But above all, China has an issue of credibility. The Chinese interrupt, minimize or delay dialogues. They fail to implement announcements and agreements. They play games with the China-EU relationship with any willing third party. This difficult history has taught Brussels a lot about China. It may be thought of as statecraft in Beijing, but it will only go so far with increasingly alert partners.
The Limits of Cooperation
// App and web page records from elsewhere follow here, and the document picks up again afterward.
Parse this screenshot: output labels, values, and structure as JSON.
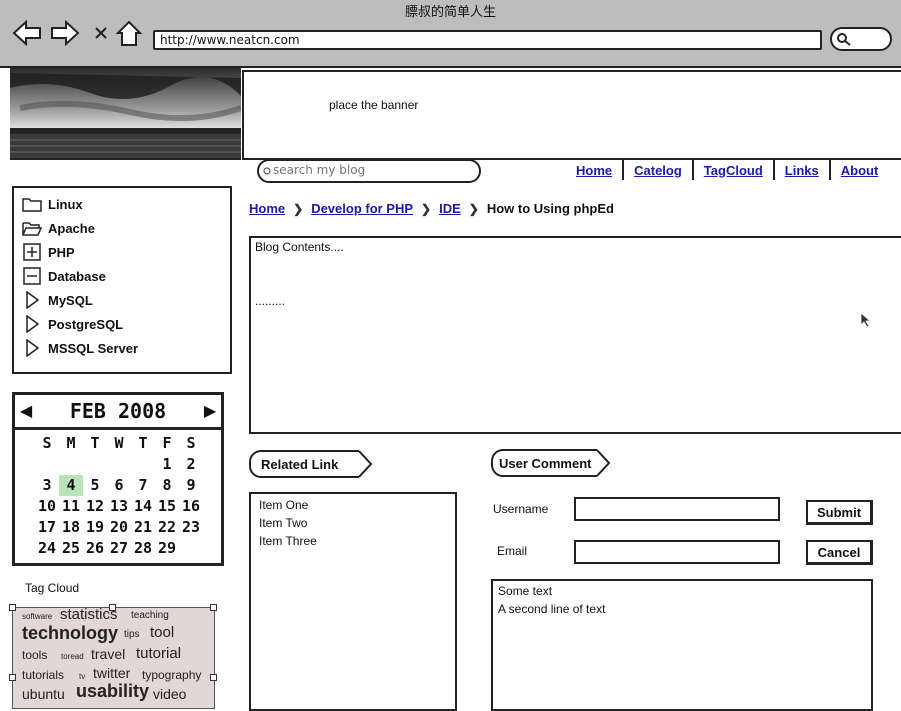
{
  "window": {
    "title": "膘叔的简单人生"
  },
  "browser": {
    "url": "http://www.neatcn.com"
  },
  "banner": {
    "text": "place the banner"
  },
  "search": {
    "placeholder": "search my blog"
  },
  "nav": [
    {
      "label": "Home"
    },
    {
      "label": "Catelog"
    },
    {
      "label": "TagCloud"
    },
    {
      "label": "Links"
    },
    {
      "label": "About"
    }
  ],
  "breadcrumb": {
    "links": [
      {
        "label": "Home"
      },
      {
        "label": "Develop for PHP"
      },
      {
        "label": "IDE"
      }
    ],
    "current": "How to Using phpEd"
  },
  "tree": [
    {
      "label": "Linux",
      "icon": "folder-icon"
    },
    {
      "label": "Apache",
      "icon": "folder-open-icon"
    },
    {
      "label": "PHP",
      "icon": "plus-box-icon"
    },
    {
      "label": "Database",
      "icon": "minus-box-icon"
    },
    {
      "label": "MySQL",
      "icon": "triangle-right-icon"
    },
    {
      "label": "PostgreSQL",
      "icon": "triangle-right-icon"
    },
    {
      "label": "MSSQL Server",
      "icon": "triangle-right-icon"
    }
  ],
  "calendar": {
    "month": "FEB 2008",
    "weekdays": [
      "S",
      "M",
      "T",
      "W",
      "T",
      "F",
      "S"
    ],
    "today": "4",
    "cells": [
      "",
      "",
      "",
      "",
      "",
      "1",
      "2",
      "3",
      "4",
      "5",
      "6",
      "7",
      "8",
      "9",
      "10",
      "11",
      "12",
      "13",
      "14",
      "15",
      "16",
      "17",
      "18",
      "19",
      "20",
      "21",
      "22",
      "23",
      "24",
      "25",
      "26",
      "27",
      "28",
      "29",
      ""
    ]
  },
  "tag_cloud": {
    "label": "Tag Cloud",
    "tags": [
      {
        "text": "software"
      },
      {
        "text": "statistics"
      },
      {
        "text": "teaching"
      },
      {
        "text": "technology"
      },
      {
        "text": "tips"
      },
      {
        "text": "tool"
      },
      {
        "text": "tools"
      },
      {
        "text": "toread"
      },
      {
        "text": "travel"
      },
      {
        "text": "tutorial"
      },
      {
        "text": "tutorials"
      },
      {
        "text": "tv"
      },
      {
        "text": "twitter"
      },
      {
        "text": "typography"
      },
      {
        "text": "ubuntu"
      },
      {
        "text": "usability"
      },
      {
        "text": "video"
      }
    ]
  },
  "content": {
    "line1": "Blog Contents....",
    "line2": "........."
  },
  "related": {
    "title": "Related Link",
    "items": [
      "Item One",
      "Item Two",
      "Item Three"
    ]
  },
  "comment": {
    "title": "User Comment",
    "username_label": "Username",
    "email_label": "Email",
    "username_value": "",
    "email_value": "",
    "submit_label": "Submit",
    "cancel_label": "Cancel",
    "text_lines": [
      "Some text",
      "A second line of text"
    ]
  },
  "colors": {
    "link": "#1a1aa6",
    "today": "#b8e4b8",
    "tagcloud_bg": "#e3d6d6",
    "chrome": "#bdbdbd"
  }
}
In the end, China and the EU will separately challenge US tariffs at the WTO. They will certainly concur in their preference for multilateral rules — and we will all wish that China actually felt that way in other dimensions. The EU will stick to legal and proportional countermeasures. If Chinese goods are rerouted to Europe as a result of Trump’s tariffs, the EU will likely adopt safeguard measures, again under WTO rules. As for China, it does not really have the potential to escalate against either the US or the EU, because it has so much more to lose. A combined trade surplus with the US and the EU of more than $400 billion makes China vulnerable.
Both China and the EU will resist Donald Trump’s attack on the international trading system. But, for the most part, they will not do so together.
The European Council on Foreign Relations does not take collective positions. ECFR publications only represent the views of their individual authors.